' Matthew Garry | MTTLR

My Data Has Been Breached—Can I Sue?

Earlier this week, Facebook announced that 50 million user accounts had been compromised in a data breach. This is just the latest episode in a series of high profile and far-reaching data breaches in which consumers’ sensitive personal and financial information has been exposed or stolen. Discourse about issues relating to data protection frequently center on prevention: how to make systems more secure from hacking and other cyber attacks, or how to improve detection speed when such attacks are successful. However, there is another aspect of digital data breaches that deserves attention: liability. What legal options do affected consumers have? Can one of the 50 million people whose accounts have been hacked sue Facebook for negligence? In similar situations, the answer has been no. Part of the problem is that the duty to provide data privacy and security does not neatly fit into any established category in tort law. The common law does not recognize a general cause of action resulting from the accession or theft of a consumer’s private information. Plaintiffs may thus find it necessary to argue that special circumstances mean the company owes consumers a specific duty, like a fiduciary duty. For example, a class-action lawsuit against Equifax for a 2017 data breach was brought on the theory that the company had a duty to protect personal information. The strength of the plaintiffs’ legal claim is being tested—Equifax has filed a motion to dismiss that awaits ruling in the Northern District of Georgia.
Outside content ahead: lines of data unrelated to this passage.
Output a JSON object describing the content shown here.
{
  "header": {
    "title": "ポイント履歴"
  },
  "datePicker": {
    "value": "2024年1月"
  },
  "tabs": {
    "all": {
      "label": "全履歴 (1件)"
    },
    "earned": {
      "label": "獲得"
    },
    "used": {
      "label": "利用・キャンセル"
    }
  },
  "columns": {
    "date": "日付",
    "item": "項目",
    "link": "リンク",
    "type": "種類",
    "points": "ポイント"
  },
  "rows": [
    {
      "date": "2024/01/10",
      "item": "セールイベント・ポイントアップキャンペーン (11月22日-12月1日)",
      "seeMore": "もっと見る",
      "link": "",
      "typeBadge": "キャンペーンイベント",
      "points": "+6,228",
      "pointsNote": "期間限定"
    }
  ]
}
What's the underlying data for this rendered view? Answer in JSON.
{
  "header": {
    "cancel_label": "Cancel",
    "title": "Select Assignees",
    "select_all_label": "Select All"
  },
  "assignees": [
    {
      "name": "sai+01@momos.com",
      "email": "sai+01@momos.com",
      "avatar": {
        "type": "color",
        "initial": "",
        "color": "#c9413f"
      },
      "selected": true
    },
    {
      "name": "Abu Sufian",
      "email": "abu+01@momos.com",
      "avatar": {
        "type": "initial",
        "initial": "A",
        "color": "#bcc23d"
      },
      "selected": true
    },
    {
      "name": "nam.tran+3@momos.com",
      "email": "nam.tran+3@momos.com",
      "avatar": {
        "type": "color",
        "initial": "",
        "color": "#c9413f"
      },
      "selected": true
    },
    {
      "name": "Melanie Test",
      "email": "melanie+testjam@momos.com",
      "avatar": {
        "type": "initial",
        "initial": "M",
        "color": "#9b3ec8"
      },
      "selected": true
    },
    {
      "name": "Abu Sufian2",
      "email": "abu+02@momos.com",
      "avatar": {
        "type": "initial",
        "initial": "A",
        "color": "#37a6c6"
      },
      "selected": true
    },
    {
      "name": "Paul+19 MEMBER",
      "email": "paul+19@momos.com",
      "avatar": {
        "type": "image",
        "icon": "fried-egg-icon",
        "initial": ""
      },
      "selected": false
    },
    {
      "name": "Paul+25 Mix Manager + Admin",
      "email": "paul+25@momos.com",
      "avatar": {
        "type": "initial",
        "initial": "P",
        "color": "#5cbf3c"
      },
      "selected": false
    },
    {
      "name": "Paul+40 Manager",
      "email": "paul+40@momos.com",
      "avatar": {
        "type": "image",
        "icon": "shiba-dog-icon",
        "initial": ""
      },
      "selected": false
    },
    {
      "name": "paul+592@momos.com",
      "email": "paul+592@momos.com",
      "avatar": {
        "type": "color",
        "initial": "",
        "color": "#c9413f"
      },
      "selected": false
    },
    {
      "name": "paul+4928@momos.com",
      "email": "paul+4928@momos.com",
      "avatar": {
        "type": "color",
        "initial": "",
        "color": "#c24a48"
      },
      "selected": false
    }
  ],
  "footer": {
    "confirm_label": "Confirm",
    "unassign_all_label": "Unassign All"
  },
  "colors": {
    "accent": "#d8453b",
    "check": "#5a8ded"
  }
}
If Equifax succeeds in defeating the claim that it owed a duty, the plaintiffs will be in serious trouble. This is because the common law generally...